Instructions to follow
Start to finish, repeat the records exactly.

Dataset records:
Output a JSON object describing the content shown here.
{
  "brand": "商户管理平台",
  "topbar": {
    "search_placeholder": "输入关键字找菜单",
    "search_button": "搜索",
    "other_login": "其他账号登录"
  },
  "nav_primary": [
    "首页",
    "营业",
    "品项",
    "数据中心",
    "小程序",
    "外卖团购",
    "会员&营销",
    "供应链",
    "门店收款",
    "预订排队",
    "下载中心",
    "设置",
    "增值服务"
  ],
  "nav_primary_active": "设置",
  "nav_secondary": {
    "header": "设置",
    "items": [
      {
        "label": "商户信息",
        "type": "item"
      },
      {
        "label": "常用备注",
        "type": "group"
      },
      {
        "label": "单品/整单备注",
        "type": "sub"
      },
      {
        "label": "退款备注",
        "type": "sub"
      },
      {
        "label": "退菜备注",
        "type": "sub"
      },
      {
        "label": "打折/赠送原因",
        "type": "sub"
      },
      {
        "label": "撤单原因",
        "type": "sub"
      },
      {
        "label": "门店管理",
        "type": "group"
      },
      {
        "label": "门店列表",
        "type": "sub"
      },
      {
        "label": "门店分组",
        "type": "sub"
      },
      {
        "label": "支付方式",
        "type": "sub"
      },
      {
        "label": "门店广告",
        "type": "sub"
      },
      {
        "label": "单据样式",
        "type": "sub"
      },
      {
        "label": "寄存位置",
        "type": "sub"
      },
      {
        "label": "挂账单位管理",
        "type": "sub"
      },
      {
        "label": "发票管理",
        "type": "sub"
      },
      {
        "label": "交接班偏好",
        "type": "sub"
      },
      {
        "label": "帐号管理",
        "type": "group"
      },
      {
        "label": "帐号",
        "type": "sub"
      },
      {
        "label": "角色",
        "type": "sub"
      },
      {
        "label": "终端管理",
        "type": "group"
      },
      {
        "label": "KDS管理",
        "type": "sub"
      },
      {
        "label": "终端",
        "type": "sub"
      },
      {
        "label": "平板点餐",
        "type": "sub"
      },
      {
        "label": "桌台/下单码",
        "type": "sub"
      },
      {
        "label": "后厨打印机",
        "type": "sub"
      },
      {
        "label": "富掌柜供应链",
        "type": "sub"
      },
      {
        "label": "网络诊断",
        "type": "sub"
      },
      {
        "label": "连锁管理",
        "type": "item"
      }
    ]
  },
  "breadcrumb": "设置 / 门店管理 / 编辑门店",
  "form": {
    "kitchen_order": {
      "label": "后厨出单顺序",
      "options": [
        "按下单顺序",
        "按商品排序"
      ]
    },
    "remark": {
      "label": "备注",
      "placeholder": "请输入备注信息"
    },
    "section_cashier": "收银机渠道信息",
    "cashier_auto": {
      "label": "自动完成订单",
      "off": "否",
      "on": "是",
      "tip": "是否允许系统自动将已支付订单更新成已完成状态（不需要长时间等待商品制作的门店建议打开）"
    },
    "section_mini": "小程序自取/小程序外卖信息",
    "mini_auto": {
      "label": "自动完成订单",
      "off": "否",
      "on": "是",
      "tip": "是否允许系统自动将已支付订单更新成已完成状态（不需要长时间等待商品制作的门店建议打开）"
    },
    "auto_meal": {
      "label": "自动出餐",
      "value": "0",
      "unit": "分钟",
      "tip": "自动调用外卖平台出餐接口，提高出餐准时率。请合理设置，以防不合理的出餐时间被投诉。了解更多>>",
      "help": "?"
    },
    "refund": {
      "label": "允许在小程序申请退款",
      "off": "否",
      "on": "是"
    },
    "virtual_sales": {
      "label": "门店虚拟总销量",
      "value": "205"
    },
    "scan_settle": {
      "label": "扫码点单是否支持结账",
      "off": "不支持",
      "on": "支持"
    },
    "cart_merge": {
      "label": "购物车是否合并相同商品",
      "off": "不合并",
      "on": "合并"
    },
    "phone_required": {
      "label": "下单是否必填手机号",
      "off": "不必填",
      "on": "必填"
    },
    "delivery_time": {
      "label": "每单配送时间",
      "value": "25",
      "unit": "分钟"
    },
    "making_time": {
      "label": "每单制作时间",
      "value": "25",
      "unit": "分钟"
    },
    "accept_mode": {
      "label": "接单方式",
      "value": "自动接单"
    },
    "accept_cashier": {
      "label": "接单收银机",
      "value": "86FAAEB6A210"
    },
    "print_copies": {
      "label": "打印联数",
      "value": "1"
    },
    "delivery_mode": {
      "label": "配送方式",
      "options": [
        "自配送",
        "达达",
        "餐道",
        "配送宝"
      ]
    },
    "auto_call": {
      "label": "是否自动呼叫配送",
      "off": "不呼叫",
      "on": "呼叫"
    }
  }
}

Written answer
Output a JSON object describing the content shown here.
{
  "brand": "商户管理平台",
  "topbar": {
    "search_placeholder": "输入关键字找菜单",
    "search_button": "搜索",
    "other_login": "其他账号登录"
  },
  "nav_primary": [
    "首页",
    "营业",
    "品项",
    "数据中心",
    "小程序",
    "外卖团购",
    "会员&营销",
    "供应链",
    "门店收款",
    "预订排队",
    "下载中心",
    "设置",
    "增值服务"
  ],
  "nav_primary_active": "设置",
  "nav_secondary": {
    "header": "设置",
    "items": [
      {
        "label": "商户信息",
        "type": "item"
      },
      {
        "label": "常用备注",
        "type": "group"
      },
      {
        "label": "单品/整单备注",
        "type": "sub"
      },
      {
        "label": "退款备注",
        "type": "sub"
      },
      {
        "label": "退菜备注",
        "type": "sub"
      },
      {
        "label": "打折/赠送原因",
        "type": "sub"
      },
      {
        "label": "撤单原因",
        "type": "sub"
      },
      {
        "label": "门店管理",
        "type": "group"
      },
      {
        "label": "门店列表",
        "type": "sub"
      },
      {
        "label": "门店分组",
        "type": "sub"
      },
      {
        "label": "支付方式",
        "type": "sub"
      },
      {
        "label": "门店广告",
        "type": "sub"
      },
      {
        "label": "单据样式",
        "type": "sub"
      },
      {
        "label": "寄存位置",
        "type": "sub"
      },
      {
        "label": "挂账单位管理",
        "type": "sub"
      },
      {
        "label": "发票管理",
        "type": "sub"
      },
      {
        "label": "交接班偏好",
        "type": "sub"
      },
      {
        "label": "帐号管理",
        "type": "group"
      },
      {
        "label": "帐号",
        "type": "sub"
      },
      {
        "label": "角色",
        "type": "sub"
      },
      {
        "label": "终端管理",
        "type": "group"
      },
      {
        "label": "KDS管理",
        "type": "sub"
      },
      {
        "label": "终端",
        "type": "sub"
      },
      {
        "label": "平板点餐",
        "type": "sub"
      },
      {
        "label": "桌台/下单码",
        "type": "sub"
      },
      {
        "label": "后厨打印机",
        "type": "sub"
      },
      {
        "label": "富掌柜供应链",
        "type": "sub"
      },
      {
        "label": "网络诊断",
        "type": "sub"
      },
      {
        "label": "连锁管理",
        "type": "item"
      }
    ]
  },
  "breadcrumb": "设置 / 门店管理 / 编辑门店",
  "form": {
    "kitchen_order": {
      "label": "后厨出单顺序",
      "options": [
        "按下单顺序",
        "按商品排序"
      ]
    },
    "remark": {
      "label": "备注",
      "placeholder": "请输入备注信息"
    },
    "section_cashier": "收银机渠道信息",
    "cashier_auto": {
      "label": "自动完成订单",
      "off": "否",
      "on": "是",
      "tip": "是否允许系统自动将已支付订单更新成已完成状态（不需要长时间等待商品制作的门店建议打开）"
    },
    "section_mini": "小程序自取/小程序外卖信息",
    "mini_auto": {
      "label": "自动完成订单",
      "off": "否",
      "on": "是",
      "tip": "是否允许系统自动将已支付订单更新成已完成状态（不需要长时间等待商品制作的门店建议打开）"
    },
    "auto_meal": {
      "label": "自动出餐",
      "value": "0",
      "unit": "分钟",
      "tip": "自动调用外卖平台出餐接口，提高出餐准时率。请合理设置，以防不合理的出餐时间被投诉。了解更多>>",
      "help": "?"
    },
    "refund": {
      "label": "允许在小程序申请退款",
      "off": "否",
      "on": "是"
    },
    "virtual_sales": {
      "label": "门店虚拟总销量",
      "value": "205"
    },
    "scan_settle": {
      "label": "扫码点单是否支持结账",
      "off": "不支持",
      "on": "支持"
    },
    "cart_merge": {
      "label": "购物车是否合并相同商品",
      "off": "不合并",
      "on": "合并"
    },
    "phone_required": {
      "label": "下单是否必填手机号",
      "off": "不必填",
      "on": "必填"
    },
    "delivery_time": {
      "label": "每单配送时间",
      "value": "25",
      "unit": "分钟"
    },
    "making_time": {
      "label": "每单制作时间",
      "value": "25",
      "unit": "分钟"
    },
    "accept_mode": {
      "label": "接单方式",
      "value": "自动接单"
    },
    "accept_cashier": {
      "label": "接单收银机",
      "value": "86FAAEB6A210"
    },
    "print_copies": {
      "label": "打印联数",
      "value": "1"
    },
    "delivery_mode": {
      "label": "配送方式",
      "options": [
        "自配送",
        "达达",
        "餐道",
        "配送宝"
      ]
    },
    "auto_call": {
      "label": "是否自动呼叫配送",
      "off": "不呼叫",
      "on": "呼叫"
    }
  }
}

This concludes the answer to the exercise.